Today I noticed this book cover for the classic novel, Nineteen Eighty-Four, in the library.
It’s clever, isn’t it?
It reminded me of my childhood days at Russian Saturday School when the fear of communism in the Russian community was still a raw sore. We used text books from the Soviet Union because they were the only ones we could get, and one woman decided we could not be permitted to lay eyes on certain words which were associated with Soviet Russia. After all, many of us had living relatives who had witnessed and experienced atrocities, including my own maternal grandfather who, at the age of fourteen, had witnessed his father being shot dead, and whose wife (my grandmother), many years later, was tipped off secretly that he was to be shot the next day. Which is why I was born in Australia.
Anyway, back to the forbidden words in the Soviet Russian textbooks. This lady decided to black out words and phrases to protect us. She spent hours with a ruler and black textas blacking out sections of the book. If there were too many words/phrases to be eradicated, she would glue pages together. My sister caught onto this, opportunist that she was, and glued her own pages together when she didn’t want to do her homework. I wish I had thought of that.
As you can imagine, the blacked out sections of our books became so fascinating that we used to lift the pages up to the light in order to be able to read the words/phrases. I don’t know what we expected but I know I was disappointed when I managed to decipher ‘pioneers’ (Soviet Russian scouts) and ‘Russian Victory Day’ and other words I’ve now forgotten.
It’s funny remembering things that happened in your childhood which you can hardly believe happened.
Like memories of things so different to the way they are now that they seem surreal. I remember in primary school boys and girls played together until they got to grade 3 and then the playgrounds were segregated. Not the oval (strangely) but the playgrounds. If kids wanted to be mean to you, they’d try to push you into the forbidden playground. I remember that happening to me and it was traumatic. Even putting one toe into the wrong playground was unimaginable.

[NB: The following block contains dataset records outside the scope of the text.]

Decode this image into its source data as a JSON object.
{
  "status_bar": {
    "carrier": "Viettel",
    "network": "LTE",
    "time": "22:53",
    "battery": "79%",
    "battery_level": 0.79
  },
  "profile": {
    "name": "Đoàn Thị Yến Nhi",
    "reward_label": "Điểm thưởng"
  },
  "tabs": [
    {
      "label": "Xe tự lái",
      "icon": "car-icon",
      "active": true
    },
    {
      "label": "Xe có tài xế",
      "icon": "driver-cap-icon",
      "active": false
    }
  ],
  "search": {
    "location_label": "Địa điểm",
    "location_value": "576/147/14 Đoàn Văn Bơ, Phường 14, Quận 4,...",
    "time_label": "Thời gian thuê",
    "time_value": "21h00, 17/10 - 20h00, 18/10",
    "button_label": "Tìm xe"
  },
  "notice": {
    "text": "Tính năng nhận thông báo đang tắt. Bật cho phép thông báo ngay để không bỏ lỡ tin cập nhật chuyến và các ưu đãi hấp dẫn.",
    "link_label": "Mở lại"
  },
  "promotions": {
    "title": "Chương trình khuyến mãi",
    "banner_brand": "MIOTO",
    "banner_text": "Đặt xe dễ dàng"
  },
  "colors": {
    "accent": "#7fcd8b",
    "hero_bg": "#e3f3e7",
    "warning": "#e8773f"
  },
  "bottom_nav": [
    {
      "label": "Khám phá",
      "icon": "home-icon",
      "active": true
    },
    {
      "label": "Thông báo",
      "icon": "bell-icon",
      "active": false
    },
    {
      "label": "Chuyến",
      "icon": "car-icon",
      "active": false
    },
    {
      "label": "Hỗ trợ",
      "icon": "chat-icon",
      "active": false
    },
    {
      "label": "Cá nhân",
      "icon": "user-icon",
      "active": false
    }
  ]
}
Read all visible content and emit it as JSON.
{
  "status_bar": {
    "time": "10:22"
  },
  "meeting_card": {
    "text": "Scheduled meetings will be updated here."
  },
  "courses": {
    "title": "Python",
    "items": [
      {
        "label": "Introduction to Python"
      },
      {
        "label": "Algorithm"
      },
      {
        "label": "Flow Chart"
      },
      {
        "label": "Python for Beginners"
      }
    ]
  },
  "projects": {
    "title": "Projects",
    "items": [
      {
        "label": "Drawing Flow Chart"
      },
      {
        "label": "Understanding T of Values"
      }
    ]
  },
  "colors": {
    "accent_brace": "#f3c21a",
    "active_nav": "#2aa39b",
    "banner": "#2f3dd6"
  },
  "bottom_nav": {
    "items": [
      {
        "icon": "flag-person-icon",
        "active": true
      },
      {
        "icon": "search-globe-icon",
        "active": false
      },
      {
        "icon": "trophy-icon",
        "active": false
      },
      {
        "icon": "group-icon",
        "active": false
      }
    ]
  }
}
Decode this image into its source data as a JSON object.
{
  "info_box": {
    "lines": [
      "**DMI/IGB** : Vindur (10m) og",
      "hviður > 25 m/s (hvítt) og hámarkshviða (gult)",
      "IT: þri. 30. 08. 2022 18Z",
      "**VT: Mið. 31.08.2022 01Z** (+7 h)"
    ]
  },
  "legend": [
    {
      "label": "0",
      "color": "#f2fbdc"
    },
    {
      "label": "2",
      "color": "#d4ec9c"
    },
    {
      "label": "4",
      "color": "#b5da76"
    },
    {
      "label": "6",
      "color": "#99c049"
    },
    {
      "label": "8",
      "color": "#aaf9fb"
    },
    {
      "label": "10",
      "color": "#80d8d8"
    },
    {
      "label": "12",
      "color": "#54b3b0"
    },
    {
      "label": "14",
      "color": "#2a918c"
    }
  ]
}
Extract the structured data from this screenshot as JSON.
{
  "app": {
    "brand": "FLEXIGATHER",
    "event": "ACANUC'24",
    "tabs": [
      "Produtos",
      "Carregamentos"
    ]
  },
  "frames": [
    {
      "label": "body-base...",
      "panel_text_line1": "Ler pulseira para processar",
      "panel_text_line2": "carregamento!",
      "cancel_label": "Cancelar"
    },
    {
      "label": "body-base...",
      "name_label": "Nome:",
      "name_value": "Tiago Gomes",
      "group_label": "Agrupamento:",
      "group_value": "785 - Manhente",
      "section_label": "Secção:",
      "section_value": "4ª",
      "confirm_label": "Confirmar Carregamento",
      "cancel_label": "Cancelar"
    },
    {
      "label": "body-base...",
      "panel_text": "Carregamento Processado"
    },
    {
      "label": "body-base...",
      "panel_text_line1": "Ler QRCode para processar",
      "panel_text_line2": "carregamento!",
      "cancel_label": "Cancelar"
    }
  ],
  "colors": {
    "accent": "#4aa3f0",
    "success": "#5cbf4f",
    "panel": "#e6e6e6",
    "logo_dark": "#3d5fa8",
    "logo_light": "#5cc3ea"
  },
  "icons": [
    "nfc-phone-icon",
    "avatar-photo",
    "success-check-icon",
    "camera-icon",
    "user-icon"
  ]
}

Punishments for boys in my primary school included getting the strap. That usually happened in class – and I think it sometimes involved the yard stick which sat on the blackboard ledge or near it – but if boys got into really bad trouble, they would get the strap at the principal’s office and the procedure would be transmitted to the rest of the school. Maybe once a week we would tune in to the P.A. system mounted high on the wall and listen to boys getting the strap. In retrospect it was a bit like being part of the audience when early Christians were thrown to the lions. There was some sadistic pleasure there. I remember each boy being named, then the dreadful sound of the hard slap, followed either by silence or sobbing.
Girls never got the strap at my school although I have heard others say that they did at theirs. I sometimes wished we could have because it would have been over and done with instead of writing lines. In grade 4 my teacher used to make me write ‘I am a Russian parrot’ many times over because I talked too much.
Now I can’t even believe I went to school in the 60s! And it’s funny what stays with you. I guess you don’t have that original memory but you’ve remembered your way through your life and your memory has never gone out. In this way I remember being called a communist by kids in kindergarten. I didn’t speak English then, maybe just basic things like ‘please’ and ‘thank you’ but I remember hearing the way they said ‘communist’ and thinking that I was disgusting, that people didn’t want to be near me. Later I would discover the irony in this.
Things have changed a lot since then, haven’t they? Schools have anti-bullying policies and educators are more conscious of the language being used by young people. Most of us are more politically correct than before.
I wonder how strong we are in upholding these basic human rights, and how strongly we would protest if this culture came under threat.